» **EXERCISE DETAILS**
Each line of the data should be repeated precisely.

» **LISTED ENTRIES**
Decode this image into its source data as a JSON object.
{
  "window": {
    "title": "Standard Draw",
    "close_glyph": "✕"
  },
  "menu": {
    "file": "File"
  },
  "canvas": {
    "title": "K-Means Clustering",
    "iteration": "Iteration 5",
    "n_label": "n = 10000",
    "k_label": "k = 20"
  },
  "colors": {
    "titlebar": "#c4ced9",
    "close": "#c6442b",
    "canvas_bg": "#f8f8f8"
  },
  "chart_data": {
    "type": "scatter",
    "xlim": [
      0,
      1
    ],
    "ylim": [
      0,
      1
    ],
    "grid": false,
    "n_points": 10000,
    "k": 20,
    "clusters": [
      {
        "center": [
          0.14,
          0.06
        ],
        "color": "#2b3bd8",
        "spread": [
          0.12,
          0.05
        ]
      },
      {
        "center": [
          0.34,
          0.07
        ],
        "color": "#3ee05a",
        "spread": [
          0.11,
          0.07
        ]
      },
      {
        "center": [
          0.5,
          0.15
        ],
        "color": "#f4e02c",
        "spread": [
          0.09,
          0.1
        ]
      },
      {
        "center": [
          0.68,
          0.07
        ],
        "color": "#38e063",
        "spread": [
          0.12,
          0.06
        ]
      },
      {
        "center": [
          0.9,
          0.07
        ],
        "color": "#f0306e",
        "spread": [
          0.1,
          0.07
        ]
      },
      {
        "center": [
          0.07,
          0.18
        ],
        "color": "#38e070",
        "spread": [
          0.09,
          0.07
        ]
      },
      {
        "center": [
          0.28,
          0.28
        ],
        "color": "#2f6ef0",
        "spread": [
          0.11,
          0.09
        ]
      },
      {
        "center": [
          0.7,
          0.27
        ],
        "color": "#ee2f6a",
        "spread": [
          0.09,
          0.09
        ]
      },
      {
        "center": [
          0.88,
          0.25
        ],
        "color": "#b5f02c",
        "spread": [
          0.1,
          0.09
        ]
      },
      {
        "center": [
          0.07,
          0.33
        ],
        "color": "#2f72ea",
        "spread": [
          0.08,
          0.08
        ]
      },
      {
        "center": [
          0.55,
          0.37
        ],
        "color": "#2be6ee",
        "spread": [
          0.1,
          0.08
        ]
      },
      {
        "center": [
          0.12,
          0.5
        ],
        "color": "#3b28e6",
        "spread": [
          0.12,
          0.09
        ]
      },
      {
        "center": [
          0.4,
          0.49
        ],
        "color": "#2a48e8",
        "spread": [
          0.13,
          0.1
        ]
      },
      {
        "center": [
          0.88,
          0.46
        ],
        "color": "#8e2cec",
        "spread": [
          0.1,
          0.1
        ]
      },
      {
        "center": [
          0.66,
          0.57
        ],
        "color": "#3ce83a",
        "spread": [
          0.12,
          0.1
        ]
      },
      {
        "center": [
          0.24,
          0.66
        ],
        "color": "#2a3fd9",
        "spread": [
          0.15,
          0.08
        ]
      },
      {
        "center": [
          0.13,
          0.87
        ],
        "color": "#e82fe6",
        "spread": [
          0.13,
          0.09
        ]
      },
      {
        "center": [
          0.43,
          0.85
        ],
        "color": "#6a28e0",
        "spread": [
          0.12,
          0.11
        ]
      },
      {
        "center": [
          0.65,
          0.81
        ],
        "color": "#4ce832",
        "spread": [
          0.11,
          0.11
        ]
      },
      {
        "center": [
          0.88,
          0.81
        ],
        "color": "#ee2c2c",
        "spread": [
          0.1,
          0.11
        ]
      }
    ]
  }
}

» **TASK OUTPUT**
Decode this image into its source data as a JSON object.
{
  "window": {
    "title": "Standard Draw",
    "close_glyph": "✕"
  },
  "menu": {
    "file": "File"
  },
  "canvas": {
    "title": "K-Means Clustering",
    "iteration": "Iteration 5",
    "n_label": "n = 10000",
    "k_label": "k = 20"
  },
  "colors": {
    "titlebar": "#c4ced9",
    "close": "#c6442b",
    "canvas_bg": "#f8f8f8"
  },
  "chart_data": {
    "type": "scatter",
    "xlim": [
      0,
      1
    ],
    "ylim": [
      0,
      1
    ],
    "grid": false,
    "n_points": 10000,
    "k": 20,
    "clusters": [
      {
        "center": [
          0.14,
          0.06
        ],
        "color": "#2b3bd8",
        "spread": [
          0.12,
          0.05
        ]
      },
      {
        "center": [
          0.34,
          0.07
        ],
        "color": "#3ee05a",
        "spread": [
          0.11,
          0.07
        ]
      },
      {
        "center": [
          0.5,
          0.15
        ],
        "color": "#f4e02c",
        "spread": [
          0.09,
          0.1
        ]
      },
      {
        "center": [
          0.68,
          0.07
        ],
        "color": "#38e063",
        "spread": [
          0.12,
          0.06
        ]
      },
      {
        "center": [
          0.9,
          0.07
        ],
        "color": "#f0306e",
        "spread": [
          0.1,
          0.07
        ]
      },
      {
        "center": [
          0.07,
          0.18
        ],
        "color": "#38e070",
        "spread": [
          0.09,
          0.07
        ]
      },
      {
        "center": [
          0.28,
          0.28
        ],
        "color": "#2f6ef0",
        "spread": [
          0.11,
          0.09
        ]
      },
      {
        "center": [
          0.7,
          0.27
        ],
        "color": "#ee2f6a",
        "spread": [
          0.09,
          0.09
        ]
      },
      {
        "center": [
          0.88,
          0.25
        ],
        "color": "#b5f02c",
        "spread": [
          0.1,
          0.09
        ]
      },
      {
        "center": [
          0.07,
          0.33
        ],
        "color": "#2f72ea",
        "spread": [
          0.08,
          0.08
        ]
      },
      {
        "center": [
          0.55,
          0.37
        ],
        "color": "#2be6ee",
        "spread": [
          0.1,
          0.08
        ]
      },
      {
        "center": [
          0.12,
          0.5
        ],
        "color": "#3b28e6",
        "spread": [
          0.12,
          0.09
        ]
      },
      {
        "center": [
          0.4,
          0.49
        ],
        "color": "#2a48e8",
        "spread": [
          0.13,
          0.1
        ]
      },
      {
        "center": [
          0.88,
          0.46
        ],
        "color": "#8e2cec",
        "spread": [
          0.1,
          0.1
        ]
      },
      {
        "center": [
          0.66,
          0.57
        ],
        "color": "#3ce83a",
        "spread": [
          0.12,
          0.1
        ]
      },
      {
        "center": [
          0.24,
          0.66
        ],
        "color": "#2a3fd9",
        "spread": [
          0.15,
          0.08
        ]
      },
      {
        "center": [
          0.13,
          0.87
        ],
        "color": "#e82fe6",
        "spread": [
          0.13,
          0.09
        ]
      },
      {
        "center": [
          0.43,
          0.85
        ],
        "color": "#6a28e0",
        "spread": [
          0.12,
          0.11
        ]
      },
      {
        "center": [
          0.65,
          0.81
        ],
        "color": "#4ce832",
        "spread": [
          0.11,
          0.11
        ]
      },
      {
        "center": [
          0.88,
          0.81
        ],
        "color": "#ee2c2c",
        "spread": [
          0.1,
          0.11
        ]
      }
    ]
  }
}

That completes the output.